1. a Trojan youth who was taken by Zeus to Olympus and made the cupbearer of the gods.
2. the largest moon of the planet Jupiter.
Random House Kernerman Webster's College Dictionary, © 2010 K Dictionaries Ltd. Copyright 2005, 1997, 1991 by Random House, Inc. All rights reserved.
ThesaurusAntonymsRelated WordsSynonymsLegend:
Noun1.Ganymede - (Greek mythology) a Trojan boy who was so beautiful that Zeus carried him away to serve as cupbearer to the gods
Greek mythology - the mythology of the ancient Greeks

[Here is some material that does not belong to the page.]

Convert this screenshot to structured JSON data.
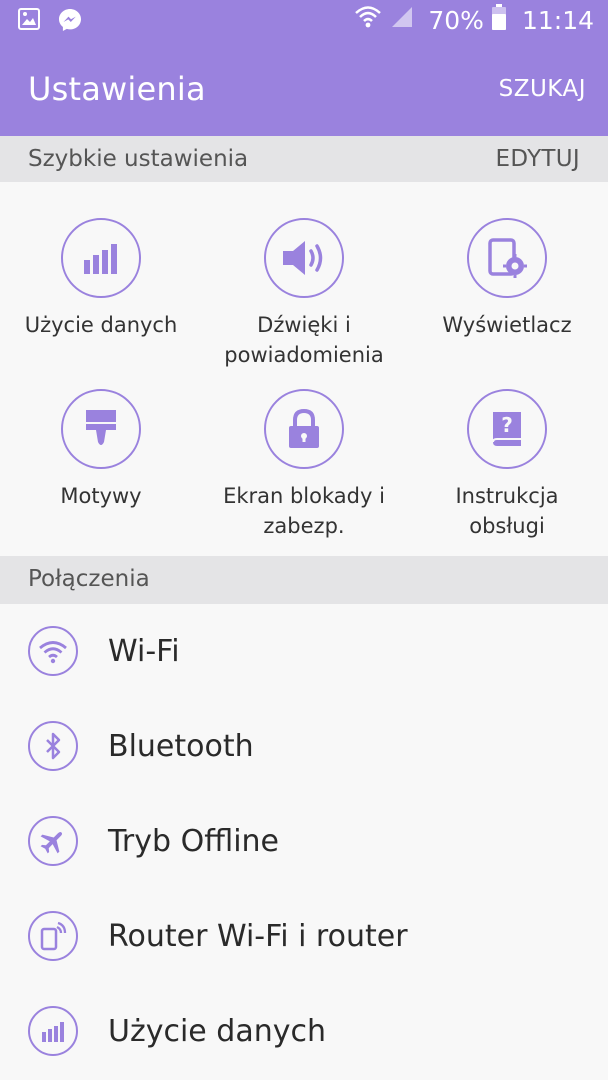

2.Ganymede - the largest of Jupiter's satellitesGanymede - the largest of Jupiter's satellites
Based on WordNet 3.0, Farlex clipart collection. © 2003-2012 Princeton University, Farlex Inc.
Translations

Ganymede

[ˈgænɪˌmiːd] nGanimede m
Collins Italian Dictionary 1st Edition © HarperCollins Publishers 1995
References in periodicals archive ?
(89) Catamitus era como se chamava o amante pre-adolescente ou adolescente numa relacao homossexual na Roma antiga.
In its sexual context this term would imply an ironic duality of passive versus aggressive: short like a boy (a passive sexual partner, pathicus, catamitus), yet aggressive like a grown man, where disertus = salax.
486, claims that such borrowings as pedico, pathicus, catamitus, and cinaedus `had to be explained to contemporary readers as novelties', but gives no evidence on these words, merely listing in a note further Greek words that in fact fail to support his argument.